The eCentreClinic OCD Course is a 5-lesson cognitive and behavioural treatment package that delivers remote evidence- based treatment. The treatment includes techniques that would normally be delivered in face to face treatment. The main emphasis is on exposure and response prevention however the Course also includes a strong cognitive component. The OCD Course is delivered over 8 weeks and the participant has bi-weekly telephone contact with a Clinical Psychologist who is experienced in the treatment of OCD. The Course is open to individuals with all subtypes of obsessive compulsive disorder (with the exception of primary hoarding compulsions).

The OCD Course has been tested in one open trial with 20 participants to date. This research has been accepted for publication in the Journal of Anxiety Disorders. In summary the results from this study showed a high level of acceptability for the Course with 81% of participants completing all the Lessons and 100% of respondents indicating that they would recommend the Course to friends. In terms of clinical outcomes, participants improved significantly on the Yale-Brown Obsessive Compulsive Scale and 52% of participants no longer met criteria for OCD at 3 month follow-up.

Exclusion criteria for the OCD Course include:

- Aged <18

- Primary hoarding compulsions

- Suicidal intent

- History of psychosis

- No access to the internet

- Unstable medication dosage

- Current CBT treatment for OCD

- Residing outside of Australia

For enrollment information, check out The OCD Course.

OCD A to Z: V is for Voice

Censure - Illuminated

I hear a distinct voicing of my OCD thinking, a pattern I am getting better at recognizing. I personify my OCD as a voice that at times I argue with or reason with or acknowledge and move on to something else. When I first started Exposure therapy, whenever I said that "I" wanted to check something, or look something up or find certainty about an urgent question, my therapist would say, "The OCD wants this"--he said he wasn't suggesting I actually had another person inside me, but that he believed there was more to me than compulsions, that what I wanted was something bigger than my disorder allowed.

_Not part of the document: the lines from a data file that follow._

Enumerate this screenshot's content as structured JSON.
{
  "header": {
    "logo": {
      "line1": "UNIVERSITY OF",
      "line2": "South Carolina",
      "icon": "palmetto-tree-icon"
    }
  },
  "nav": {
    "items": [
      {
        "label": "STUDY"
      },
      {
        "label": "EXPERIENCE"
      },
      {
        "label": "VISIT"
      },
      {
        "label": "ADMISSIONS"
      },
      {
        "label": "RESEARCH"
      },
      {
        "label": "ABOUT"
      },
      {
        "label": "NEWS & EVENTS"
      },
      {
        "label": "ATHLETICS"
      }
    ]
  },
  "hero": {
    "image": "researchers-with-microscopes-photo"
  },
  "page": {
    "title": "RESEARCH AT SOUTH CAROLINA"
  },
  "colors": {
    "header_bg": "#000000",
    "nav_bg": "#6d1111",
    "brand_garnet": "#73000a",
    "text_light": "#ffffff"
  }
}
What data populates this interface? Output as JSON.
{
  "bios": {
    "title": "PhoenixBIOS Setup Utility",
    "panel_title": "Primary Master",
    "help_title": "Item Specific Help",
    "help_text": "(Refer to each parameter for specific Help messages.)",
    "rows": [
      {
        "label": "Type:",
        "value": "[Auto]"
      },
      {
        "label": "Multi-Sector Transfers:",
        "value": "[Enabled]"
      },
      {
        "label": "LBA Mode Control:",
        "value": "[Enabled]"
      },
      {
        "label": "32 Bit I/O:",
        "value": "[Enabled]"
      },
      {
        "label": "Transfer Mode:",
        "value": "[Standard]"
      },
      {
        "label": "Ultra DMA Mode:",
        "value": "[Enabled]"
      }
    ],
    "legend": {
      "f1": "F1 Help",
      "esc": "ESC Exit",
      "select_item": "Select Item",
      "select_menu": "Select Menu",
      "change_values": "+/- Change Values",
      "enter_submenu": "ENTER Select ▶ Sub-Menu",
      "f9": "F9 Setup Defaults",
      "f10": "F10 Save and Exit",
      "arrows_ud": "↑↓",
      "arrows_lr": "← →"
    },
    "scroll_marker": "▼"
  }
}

Sometimes he would have me be the OCD voice and he'd be "me"--and it would get intense. He'd call out the OCD, with its rigidity, and it's insistence on the unobtainable in order to be happy, and the lack of sophistication in dealing with life, a "one trick pony" with nothing to offer me but an illusion. At first I hated it, because I felt attacked, felt wrong and a failure, but I started learning to trust my therapist's support of me as a person, and seeing that his loyalty was to my soul, my purpose, my being, not to a pattern of obsessive compulsive thinking. OCD can latch onto any human experience, and in this way can feel absolutely unique, and yet the overall pattern is the same, the mode of operation, the demand for certainty, the search for actions or thoughts to undo the anxiety of the obsession.

Lolly over at Lolly's Hope Blog posted Pearl Jam's I Am Mine yesterday, and it was exactly what I needed to hear at that moment.
The North is to South what the clock is to time
There's east and there's west and there's everywhere life
I know I was born and I know that I'll die
The in between is mine
I am mine
I am mine. My OCD gets in my face and says, "Ha! How do you know what's you and what's not? Are you sure you can be yourself? You need to figure this out. Now." But I can see the pattern, the opportunistic nature of the OCD wanting an answer, wanting to know for sure, wanting to perpetuate itself. If you are struggling with the erosion of your life because of OCD, remember that you are in there. You aren't broken or defective. One of my great fears was that if I started to get better from OCD I'd discover how truly bad a person I was, and then be without hope altogether, but the compassion of my therapist, my husband, other people dealing with OCD--all this helped me to see that there is hope, that I am no less than any other human being.